Today, civil society groups and an indigenous group in Japan and Canada submitted a letter demanding MUFG Bank, Mizuho Bank and Sumitomo Mitsui Banking Corporation not finance the LNG Canada project and withdraw from the Coastal Gaslink Pipeline project.
The LNG Canada project plans to construct liquefaction plants and an export terminal. Shale gas used for the project will be extracted in the Montney Formation in British Columbia (BC) and transported through a 670 kilometer pipeline to the terminal in Kitimat, where the gas will be liquefied and exported to Asian markets.

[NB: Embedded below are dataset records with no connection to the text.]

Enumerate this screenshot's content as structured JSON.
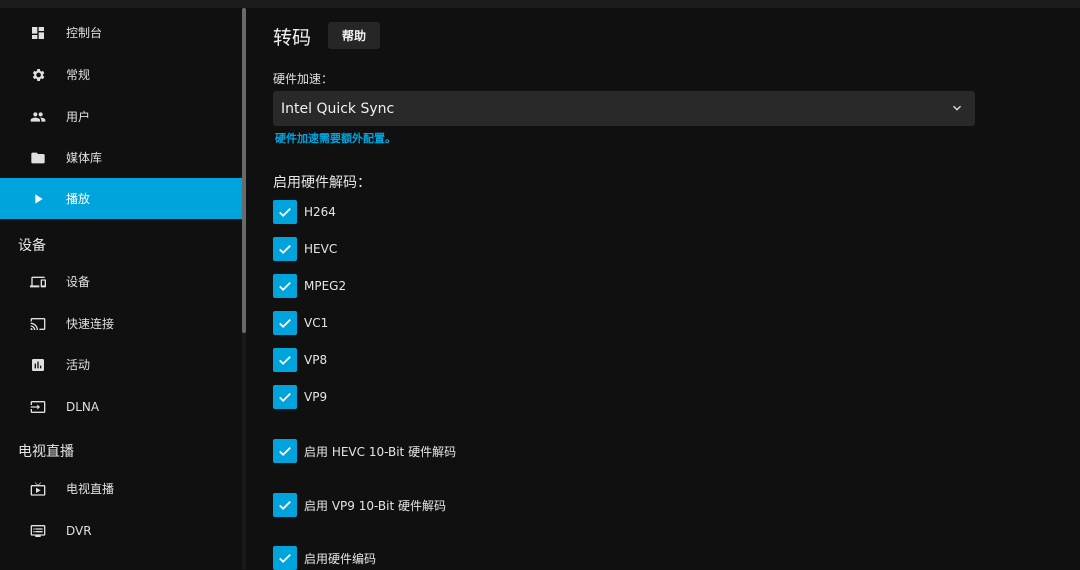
{
  "sidebar": {
    "items": [
      {
        "label": "控制台",
        "icon": "dashboard-icon"
      },
      {
        "label": "常规",
        "icon": "gear-icon"
      },
      {
        "label": "用户",
        "icon": "users-icon"
      },
      {
        "label": "媒体库",
        "icon": "folder-icon"
      },
      {
        "label": "播放",
        "icon": "play-icon",
        "active": true
      }
    ],
    "devices_header": "设备",
    "devices_items": [
      {
        "label": "设备",
        "icon": "devices-icon"
      },
      {
        "label": "快速连接",
        "icon": "cast-icon"
      },
      {
        "label": "活动",
        "icon": "activity-icon"
      },
      {
        "label": "DLNA",
        "icon": "input-icon"
      }
    ],
    "livetv_header": "电视直播",
    "livetv_items": [
      {
        "label": "电视直播",
        "icon": "live-tv-icon"
      },
      {
        "label": "DVR",
        "icon": "dvr-icon"
      }
    ]
  },
  "main": {
    "title": "转码",
    "help_label": "帮助",
    "hw_accel_label": "硬件加速：",
    "hw_accel_value": "Intel Quick Sync",
    "hw_accel_hint": "硬件加速需要额外配置。",
    "decode_label": "启用硬件解码：",
    "codecs": [
      "H264",
      "HEVC",
      "MPEG2",
      "VC1",
      "VP8",
      "VP9"
    ],
    "options": [
      "启用 HEVC 10-Bit 硬件解码",
      "启用 VP9 10-Bit 硬件解码",
      "启用硬件编码"
    ]
  },
  "colors": {
    "accent": "#00a4dc",
    "background": "#101010",
    "input_bg": "#292929"
  }
}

Investors of the project include Mitsubishi Corporation and Royal Dutch Shell. The Japan Bank for International Cooperation (JBIC) is currently considering financing the project, and Japanese private banks are also expected to provide co-financing but it is yet not clear which banks are considering it. However the three major Japanese banks have already been financing the Coastal Gaslink pipeline project, and therefore there is a good possibility that they will provide financing for the LNG Canada project as well.
There is already strong opposition by Indigenous Peoples and the civil society in the areas where gas is being extracted and pipelines will pass through due to concerns about cumulative effects of development. In addition, a report released by the International Energy Agency in May warns that in order to achieve a net-zero society in 2050, we must stop supporting new oil and gas projects after 2021.

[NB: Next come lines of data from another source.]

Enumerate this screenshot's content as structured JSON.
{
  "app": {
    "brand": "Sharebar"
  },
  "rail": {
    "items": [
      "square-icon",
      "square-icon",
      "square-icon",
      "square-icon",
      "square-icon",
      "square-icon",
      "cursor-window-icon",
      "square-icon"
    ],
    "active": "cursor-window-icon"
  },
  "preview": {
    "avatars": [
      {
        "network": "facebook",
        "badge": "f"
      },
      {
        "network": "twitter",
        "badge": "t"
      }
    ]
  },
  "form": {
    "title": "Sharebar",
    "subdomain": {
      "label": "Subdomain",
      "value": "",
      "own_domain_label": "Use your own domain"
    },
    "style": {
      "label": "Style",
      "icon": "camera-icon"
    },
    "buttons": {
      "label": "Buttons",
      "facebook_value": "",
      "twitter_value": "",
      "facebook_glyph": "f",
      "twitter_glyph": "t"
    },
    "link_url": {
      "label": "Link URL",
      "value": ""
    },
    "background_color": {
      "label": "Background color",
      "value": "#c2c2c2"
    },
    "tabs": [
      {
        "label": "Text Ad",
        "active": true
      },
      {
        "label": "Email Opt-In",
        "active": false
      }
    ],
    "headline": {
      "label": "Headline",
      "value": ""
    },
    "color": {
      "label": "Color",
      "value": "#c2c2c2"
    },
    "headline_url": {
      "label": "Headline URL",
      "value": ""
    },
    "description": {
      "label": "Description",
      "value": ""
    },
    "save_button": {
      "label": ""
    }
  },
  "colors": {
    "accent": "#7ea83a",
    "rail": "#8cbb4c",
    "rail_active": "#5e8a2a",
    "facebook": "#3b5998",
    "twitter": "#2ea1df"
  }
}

Molly Wickham (Sleydo’), spokesperson for the Gidimt’en checkpoint, a reoccupation and resistance site on Cas Yikh, a house group in the Gidimt’en Clan of the Wet’suwet’en Nation says, “The Coastal Gas Link Pipeline, which supplies LNG Canada, must be evaluated as an associated project. Today the project operators are trying to invade and destroy our valuable cultural heritage site without consulting us. This is illegal. We never ceded our land to any companies.”
The BC provincial government passed the Declaration on the Rights of Indigenous Peoples Act into law in November 2019. The legislation requires Indigenous Peoples to be included in all decision making that impacts their rights.

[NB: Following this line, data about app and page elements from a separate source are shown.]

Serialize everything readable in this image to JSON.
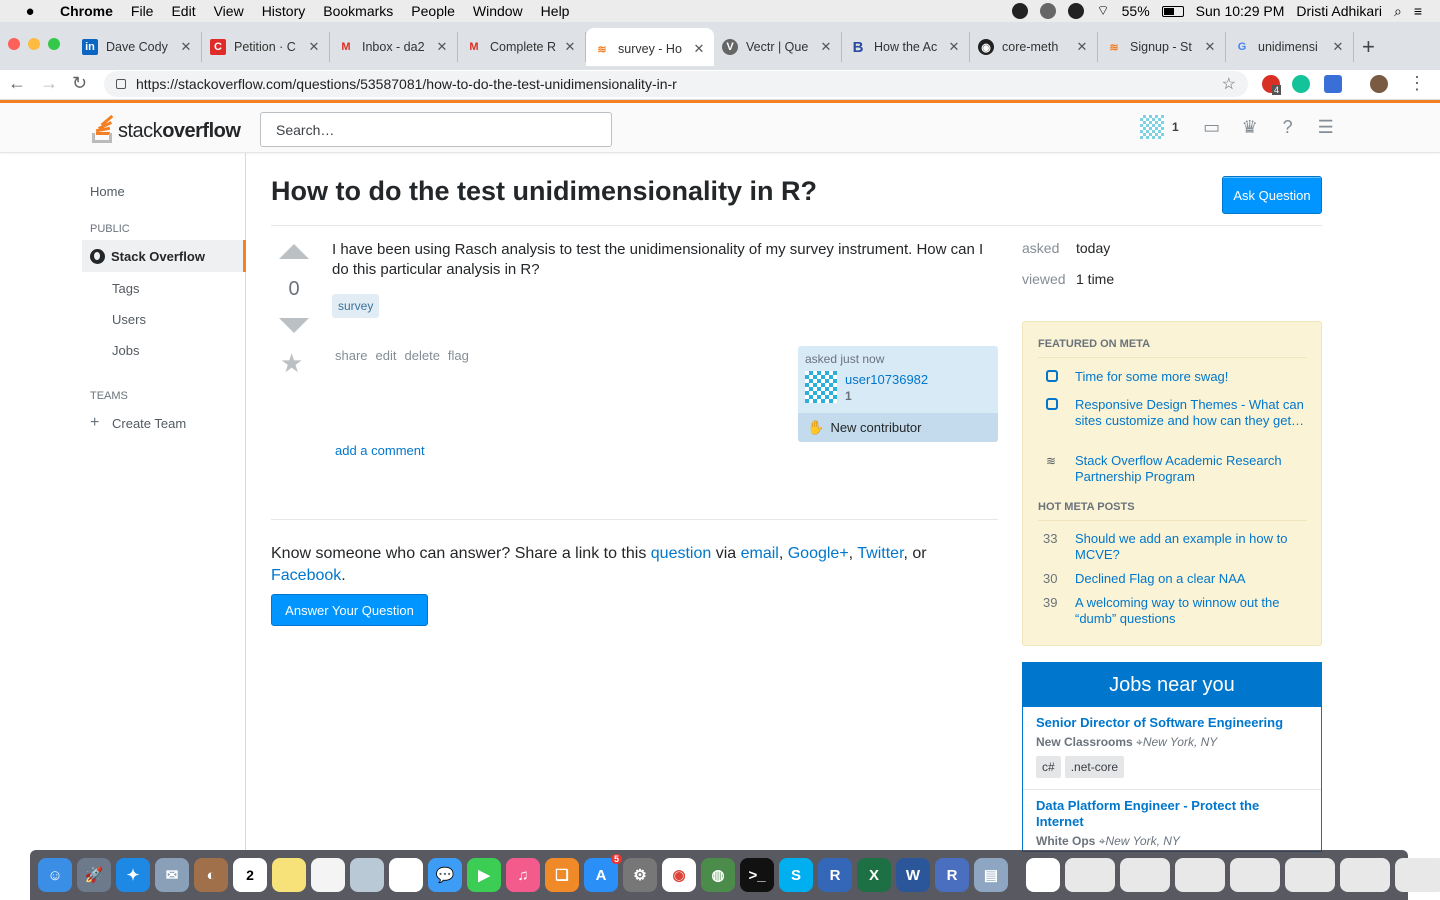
{
  "menubar": {
    "items": [
      "Chrome",
      "File",
      "Edit",
      "View",
      "History",
      "Bookmarks",
      "People",
      "Window",
      "Help"
    ],
    "battery": "55%",
    "clock": "Sun 10:29 PM",
    "user": "Dristi Adhikari"
  },
  "tabs": [
    {
      "title": "Dave Cody",
      "icon": "linkedin-icon"
    },
    {
      "title": "Petition · C",
      "icon": "change-org-icon"
    },
    {
      "title": "Inbox - da2",
      "icon": "gmail-icon"
    },
    {
      "title": "Complete R",
      "icon": "gmail-icon"
    },
    {
      "title": "survey - Ho",
      "icon": "stackoverflow-icon",
      "active": true
    },
    {
      "title": "Vectr | Que",
      "icon": "vectr-icon"
    },
    {
      "title": "How the Ac",
      "icon": "bold-b-icon"
    },
    {
      "title": "core-meth",
      "icon": "github-icon"
    },
    {
      "title": "Signup - St",
      "icon": "stackoverflow-icon"
    },
    {
      "title": "unidimensi",
      "icon": "google-icon"
    }
  ],
  "address_bar": {
    "url": "https://stackoverflow.com/questions/53587081/how-to-do-the-test-unidimensionality-in-r",
    "extension_badge": "4"
  },
  "so_header": {
    "logo_light": "stack",
    "logo_bold": "overflow",
    "search_placeholder": "Search…",
    "reputation": "1"
  },
  "leftnav": {
    "home": "Home",
    "public_label": "PUBLIC",
    "stackoverflow": "Stack Overflow",
    "tags": "Tags",
    "users": "Users",
    "jobs": "Jobs",
    "teams_label": "TEAMS",
    "create_team": "Create Team"
  },
  "question": {
    "title": "How to do the test unidimensionality in R?",
    "ask_button": "Ask Question",
    "votes": "0",
    "body": "I have been using Rasch analysis to test the unidimensionality of my survey instrument. How can I do this particular analysis in R?",
    "tag": "survey",
    "menu": [
      "share",
      "edit",
      "delete",
      "flag"
    ],
    "asked_label": "asked just now",
    "user_name": "user10736982",
    "user_rep": "1",
    "new_contributor": "New contributor",
    "add_comment": "add a comment"
  },
  "share": {
    "text_before": "Know someone who can answer? Share a link to this ",
    "question_link": "question",
    "via": " via ",
    "email": "email",
    "comma1": ", ",
    "google": "Google+",
    "comma2": ", ",
    "twitter": "Twitter",
    "or": ", or ",
    "facebook": "Facebook",
    "period": ".",
    "answer_button": "Answer Your Question"
  },
  "stats": {
    "asked_label": "asked",
    "asked_value": "today",
    "viewed_label": "viewed",
    "viewed_value": "1 time"
  },
  "featured": {
    "header": "FEATURED ON META",
    "items": [
      "Time for some more swag!",
      "Responsive Design Themes - What can sites customize and how can they get…",
      "Stack Overflow Academic Research Partnership Program"
    ],
    "hot_header": "HOT META POSTS",
    "hot": [
      {
        "count": "33",
        "title": "Should we add an example in how to MCVE?"
      },
      {
        "count": "30",
        "title": "Declined Flag on a clear NAA"
      },
      {
        "count": "39",
        "title": "A welcoming way to winnow out the “dumb” questions"
      }
    ]
  },
  "jobs": {
    "header": "Jobs near you",
    "list": [
      {
        "title": "Senior Director of Software Engineering",
        "company": "New Classrooms",
        "location": "New York, NY",
        "tags": [
          "c#",
          ".net-core"
        ]
      },
      {
        "title": "Data Platform Engineer - Protect the Internet",
        "company": "White Ops",
        "location": "New York, NY"
      }
    ]
  },
  "dock": {
    "calendar_day": "2",
    "appstore_badge": "5"
  }
}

Ayumi Fukakusa, campaigner for Friends of the Earth Japan pointed out that “obtaining Indigenous peoples’ free, prior, informed consent (FPIC) is recognized as an international standard. Financing the LNG Canada project that has problems acquiring FPIC would violate the Equator Principles adopted by the three banks and the policies set by each bank. To stop the climate crisis we cannot allow new gas development.”
Please see the letter for more detail.